Task details: Give the records again in full, exactly as they appear.
○ ○ ○
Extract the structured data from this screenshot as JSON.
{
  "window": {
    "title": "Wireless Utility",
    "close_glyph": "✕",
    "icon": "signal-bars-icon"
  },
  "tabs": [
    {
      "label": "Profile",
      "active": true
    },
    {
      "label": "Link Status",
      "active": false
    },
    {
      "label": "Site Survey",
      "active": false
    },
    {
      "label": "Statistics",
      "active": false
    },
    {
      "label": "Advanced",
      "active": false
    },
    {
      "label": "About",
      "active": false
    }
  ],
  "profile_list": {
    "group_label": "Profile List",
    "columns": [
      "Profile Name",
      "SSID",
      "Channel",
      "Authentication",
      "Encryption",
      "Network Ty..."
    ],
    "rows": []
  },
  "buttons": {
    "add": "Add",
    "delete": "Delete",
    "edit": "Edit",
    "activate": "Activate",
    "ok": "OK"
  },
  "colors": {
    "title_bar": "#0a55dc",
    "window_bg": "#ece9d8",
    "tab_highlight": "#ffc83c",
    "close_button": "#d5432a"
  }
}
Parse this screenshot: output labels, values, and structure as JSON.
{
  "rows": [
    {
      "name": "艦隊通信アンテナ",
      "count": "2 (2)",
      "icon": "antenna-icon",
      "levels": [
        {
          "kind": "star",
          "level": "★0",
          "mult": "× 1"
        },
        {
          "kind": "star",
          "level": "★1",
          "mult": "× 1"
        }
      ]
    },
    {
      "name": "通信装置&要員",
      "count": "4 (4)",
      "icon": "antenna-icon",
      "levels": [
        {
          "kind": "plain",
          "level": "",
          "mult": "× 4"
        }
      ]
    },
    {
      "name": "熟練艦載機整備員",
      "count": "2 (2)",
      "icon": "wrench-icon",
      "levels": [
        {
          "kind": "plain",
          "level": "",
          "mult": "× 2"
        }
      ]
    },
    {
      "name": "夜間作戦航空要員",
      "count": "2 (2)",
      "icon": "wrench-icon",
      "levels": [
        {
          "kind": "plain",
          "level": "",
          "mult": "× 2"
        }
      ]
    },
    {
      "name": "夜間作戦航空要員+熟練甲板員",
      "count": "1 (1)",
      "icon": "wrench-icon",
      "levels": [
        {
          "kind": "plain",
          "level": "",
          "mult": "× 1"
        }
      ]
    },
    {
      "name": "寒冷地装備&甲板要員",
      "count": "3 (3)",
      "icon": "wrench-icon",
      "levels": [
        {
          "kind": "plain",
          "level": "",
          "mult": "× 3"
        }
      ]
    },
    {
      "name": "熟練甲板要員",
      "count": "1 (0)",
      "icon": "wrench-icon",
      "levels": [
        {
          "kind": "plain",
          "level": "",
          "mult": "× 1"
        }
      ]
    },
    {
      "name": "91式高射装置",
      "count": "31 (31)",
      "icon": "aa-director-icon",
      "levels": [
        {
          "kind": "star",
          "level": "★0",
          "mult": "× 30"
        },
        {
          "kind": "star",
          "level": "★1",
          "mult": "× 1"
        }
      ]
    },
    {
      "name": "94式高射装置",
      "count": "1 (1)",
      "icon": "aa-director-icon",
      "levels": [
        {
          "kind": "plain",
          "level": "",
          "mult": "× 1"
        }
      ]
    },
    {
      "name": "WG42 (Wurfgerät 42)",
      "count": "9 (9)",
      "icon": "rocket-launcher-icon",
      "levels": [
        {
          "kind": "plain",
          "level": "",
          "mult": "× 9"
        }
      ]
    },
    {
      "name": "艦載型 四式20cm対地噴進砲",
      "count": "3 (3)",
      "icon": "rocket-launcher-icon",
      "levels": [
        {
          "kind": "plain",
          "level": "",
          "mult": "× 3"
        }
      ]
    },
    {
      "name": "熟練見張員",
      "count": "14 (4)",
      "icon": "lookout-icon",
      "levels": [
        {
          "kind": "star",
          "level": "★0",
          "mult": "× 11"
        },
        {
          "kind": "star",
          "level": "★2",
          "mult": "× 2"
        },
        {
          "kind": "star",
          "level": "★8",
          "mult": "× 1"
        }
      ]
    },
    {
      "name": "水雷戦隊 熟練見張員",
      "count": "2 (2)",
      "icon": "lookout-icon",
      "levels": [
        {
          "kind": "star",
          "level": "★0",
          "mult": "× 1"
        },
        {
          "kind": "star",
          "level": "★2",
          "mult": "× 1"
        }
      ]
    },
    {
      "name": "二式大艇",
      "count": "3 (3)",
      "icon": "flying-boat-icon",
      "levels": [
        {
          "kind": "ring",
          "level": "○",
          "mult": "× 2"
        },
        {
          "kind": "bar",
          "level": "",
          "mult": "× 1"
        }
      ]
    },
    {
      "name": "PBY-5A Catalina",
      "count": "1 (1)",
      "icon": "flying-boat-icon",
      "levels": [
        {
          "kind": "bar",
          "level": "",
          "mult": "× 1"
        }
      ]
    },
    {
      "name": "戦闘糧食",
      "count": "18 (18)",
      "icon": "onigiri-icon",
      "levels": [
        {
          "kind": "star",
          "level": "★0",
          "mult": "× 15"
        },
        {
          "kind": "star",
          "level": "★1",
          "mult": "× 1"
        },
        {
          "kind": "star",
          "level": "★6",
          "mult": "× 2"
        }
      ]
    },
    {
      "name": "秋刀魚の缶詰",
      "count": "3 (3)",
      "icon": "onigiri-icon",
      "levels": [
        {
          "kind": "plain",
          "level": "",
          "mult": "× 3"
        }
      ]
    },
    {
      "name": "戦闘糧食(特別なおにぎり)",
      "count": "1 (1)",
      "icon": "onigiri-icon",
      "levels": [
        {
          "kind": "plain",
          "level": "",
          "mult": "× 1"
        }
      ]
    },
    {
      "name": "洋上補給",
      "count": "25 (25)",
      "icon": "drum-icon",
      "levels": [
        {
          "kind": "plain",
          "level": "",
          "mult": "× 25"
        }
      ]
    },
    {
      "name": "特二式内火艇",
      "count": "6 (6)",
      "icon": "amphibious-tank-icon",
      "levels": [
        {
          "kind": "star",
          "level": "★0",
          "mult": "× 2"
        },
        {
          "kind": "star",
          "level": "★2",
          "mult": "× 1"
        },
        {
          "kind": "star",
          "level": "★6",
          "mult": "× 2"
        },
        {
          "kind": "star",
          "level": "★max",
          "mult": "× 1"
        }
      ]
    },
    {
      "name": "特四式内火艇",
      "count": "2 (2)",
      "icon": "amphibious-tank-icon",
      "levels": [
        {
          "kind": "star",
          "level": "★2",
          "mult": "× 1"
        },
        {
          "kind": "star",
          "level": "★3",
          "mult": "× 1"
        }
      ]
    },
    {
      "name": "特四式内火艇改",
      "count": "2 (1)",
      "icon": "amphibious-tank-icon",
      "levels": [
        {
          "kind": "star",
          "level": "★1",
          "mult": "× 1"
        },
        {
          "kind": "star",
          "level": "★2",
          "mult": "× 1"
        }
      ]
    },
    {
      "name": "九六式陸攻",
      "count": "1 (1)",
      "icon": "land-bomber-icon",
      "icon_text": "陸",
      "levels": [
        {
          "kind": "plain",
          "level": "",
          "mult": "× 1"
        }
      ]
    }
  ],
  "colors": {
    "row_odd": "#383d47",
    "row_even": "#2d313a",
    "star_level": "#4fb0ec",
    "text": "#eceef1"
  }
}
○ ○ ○
Reply:
Extract the structured data from this screenshot as JSON.
{
  "window": {
    "title": "Wireless Utility",
    "close_glyph": "✕",
    "icon": "signal-bars-icon"
  },
  "tabs": [
    {
      "label": "Profile",
      "active": true
    },
    {
      "label": "Link Status",
      "active": false
    },
    {
      "label": "Site Survey",
      "active": false
    },
    {
      "label": "Statistics",
      "active": false
    },
    {
      "label": "Advanced",
      "active": false
    },
    {
      "label": "About",
      "active": false
    }
  ],
  "profile_list": {
    "group_label": "Profile List",
    "columns": [
      "Profile Name",
      "SSID",
      "Channel",
      "Authentication",
      "Encryption",
      "Network Ty..."
    ],
    "rows": []
  },
  "buttons": {
    "add": "Add",
    "delete": "Delete",
    "edit": "Edit",
    "activate": "Activate",
    "ok": "OK"
  },
  "colors": {
    "title_bar": "#0a55dc",
    "window_bg": "#ece9d8",
    "tab_highlight": "#ffc83c",
    "close_button": "#d5432a"
  }
}
Parse this screenshot: output labels, values, and structure as JSON.
{
  "rows": [
    {
      "name": "艦隊通信アンテナ",
      "count": "2 (2)",
      "icon": "antenna-icon",
      "levels": [
        {
          "kind": "star",
          "level": "★0",
          "mult": "× 1"
        },
        {
          "kind": "star",
          "level": "★1",
          "mult": "× 1"
        }
      ]
    },
    {
      "name": "通信装置&要員",
      "count": "4 (4)",
      "icon": "antenna-icon",
      "levels": [
        {
          "kind": "plain",
          "level": "",
          "mult": "× 4"
        }
      ]
    },
    {
      "name": "熟練艦載機整備員",
      "count": "2 (2)",
      "icon": "wrench-icon",
      "levels": [
        {
          "kind": "plain",
          "level": "",
          "mult": "× 2"
        }
      ]
    },
    {
      "name": "夜間作戦航空要員",
      "count": "2 (2)",
      "icon": "wrench-icon",
      "levels": [
        {
          "kind": "plain",
          "level": "",
          "mult": "× 2"
        }
      ]
    },
    {
      "name": "夜間作戦航空要員+熟練甲板員",
      "count": "1 (1)",
      "icon": "wrench-icon",
      "levels": [
        {
          "kind": "plain",
          "level": "",
          "mult": "× 1"
        }
      ]
    },
    {
      "name": "寒冷地装備&甲板要員",
      "count": "3 (3)",
      "icon": "wrench-icon",
      "levels": [
        {
          "kind": "plain",
          "level": "",
          "mult": "× 3"
        }
      ]
    },
    {
      "name": "熟練甲板要員",
      "count": "1 (0)",
      "icon": "wrench-icon",
      "levels": [
        {
          "kind": "plain",
          "level": "",
          "mult": "× 1"
        }
      ]
    },
    {
      "name": "91式高射装置",
      "count": "31 (31)",
      "icon": "aa-director-icon",
      "levels": [
        {
          "kind": "star",
          "level": "★0",
          "mult": "× 30"
        },
        {
          "kind": "star",
          "level": "★1",
          "mult": "× 1"
        }
      ]
    },
    {
      "name": "94式高射装置",
      "count": "1 (1)",
      "icon": "aa-director-icon",
      "levels": [
        {
          "kind": "plain",
          "level": "",
          "mult": "× 1"
        }
      ]
    },
    {
      "name": "WG42 (Wurfgerät 42)",
      "count": "9 (9)",
      "icon": "rocket-launcher-icon",
      "levels": [
        {
          "kind": "plain",
          "level": "",
          "mult": "× 9"
        }
      ]
    },
    {
      "name": "艦載型 四式20cm対地噴進砲",
      "count": "3 (3)",
      "icon": "rocket-launcher-icon",
      "levels": [
        {
          "kind": "plain",
          "level": "",
          "mult": "× 3"
        }
      ]
    },
    {
      "name": "熟練見張員",
      "count": "14 (4)",
      "icon": "lookout-icon",
      "levels": [
        {
          "kind": "star",
          "level": "★0",
          "mult": "× 11"
        },
        {
          "kind": "star",
          "level": "★2",
          "mult": "× 2"
        },
        {
          "kind": "star",
          "level": "★8",
          "mult": "× 1"
        }
      ]
    },
    {
      "name": "水雷戦隊 熟練見張員",
      "count": "2 (2)",
      "icon": "lookout-icon",
      "levels": [
        {
          "kind": "star",
          "level": "★0",
          "mult": "× 1"
        },
        {
          "kind": "star",
          "level": "★2",
          "mult": "× 1"
        }
      ]
    },
    {
      "name": "二式大艇",
      "count": "3 (3)",
      "icon": "flying-boat-icon",
      "levels": [
        {
          "kind": "ring",
          "level": "○",
          "mult": "× 2"
        },
        {
          "kind": "bar",
          "level": "",
          "mult": "× 1"
        }
      ]
    },
    {
      "name": "PBY-5A Catalina",
      "count": "1 (1)",
      "icon": "flying-boat-icon",
      "levels": [
        {
          "kind": "bar",
          "level": "",
          "mult": "× 1"
        }
      ]
    },
    {
      "name": "戦闘糧食",
      "count": "18 (18)",
      "icon": "onigiri-icon",
      "levels": [
        {
          "kind": "star",
          "level": "★0",
          "mult": "× 15"
        },
        {
          "kind": "star",
          "level": "★1",
          "mult": "× 1"
        },
        {
          "kind": "star",
          "level": "★6",
          "mult": "× 2"
        }
      ]
    },
    {
      "name": "秋刀魚の缶詰",
      "count": "3 (3)",
      "icon": "onigiri-icon",
      "levels": [
        {
          "kind": "plain",
          "level": "",
          "mult": "× 3"
        }
      ]
    },
    {
      "name": "戦闘糧食(特別なおにぎり)",
      "count": "1 (1)",
      "icon": "onigiri-icon",
      "levels": [
        {
          "kind": "plain",
          "level": "",
          "mult": "× 1"
        }
      ]
    },
    {
      "name": "洋上補給",
      "count": "25 (25)",
      "icon": "drum-icon",
      "levels": [
        {
          "kind": "plain",
          "level": "",
          "mult": "× 25"
        }
      ]
    },
    {
      "name": "特二式内火艇",
      "count": "6 (6)",
      "icon": "amphibious-tank-icon",
      "levels": [
        {
          "kind": "star",
          "level": "★0",
          "mult": "× 2"
        },
        {
          "kind": "star",
          "level": "★2",
          "mult": "× 1"
        },
        {
          "kind": "star",
          "level": "★6",
          "mult": "× 2"
        },
        {
          "kind": "star",
          "level": "★max",
          "mult": "× 1"
        }
      ]
    },
    {
      "name": "特四式内火艇",
      "count": "2 (2)",
      "icon": "amphibious-tank-icon",
      "levels": [
        {
          "kind": "star",
          "level": "★2",
          "mult": "× 1"
        },
        {
          "kind": "star",
          "level": "★3",
          "mult": "× 1"
        }
      ]
    },
    {
      "name": "特四式内火艇改",
      "count": "2 (1)",
      "icon": "amphibious-tank-icon",
      "levels": [
        {
          "kind": "star",
          "level": "★1",
          "mult": "× 1"
        },
        {
          "kind": "star",
          "level": "★2",
          "mult": "× 1"
        }
      ]
    },
    {
      "name": "九六式陸攻",
      "count": "1 (1)",
      "icon": "land-bomber-icon",
      "icon_text": "陸",
      "levels": [
        {
          "kind": "plain",
          "level": "",
          "mult": "× 1"
        }
      ]
    }
  ],
  "colors": {
    "row_odd": "#383d47",
    "row_even": "#2d313a",
    "star_level": "#4fb0ec",
    "text": "#eceef1"
  }
}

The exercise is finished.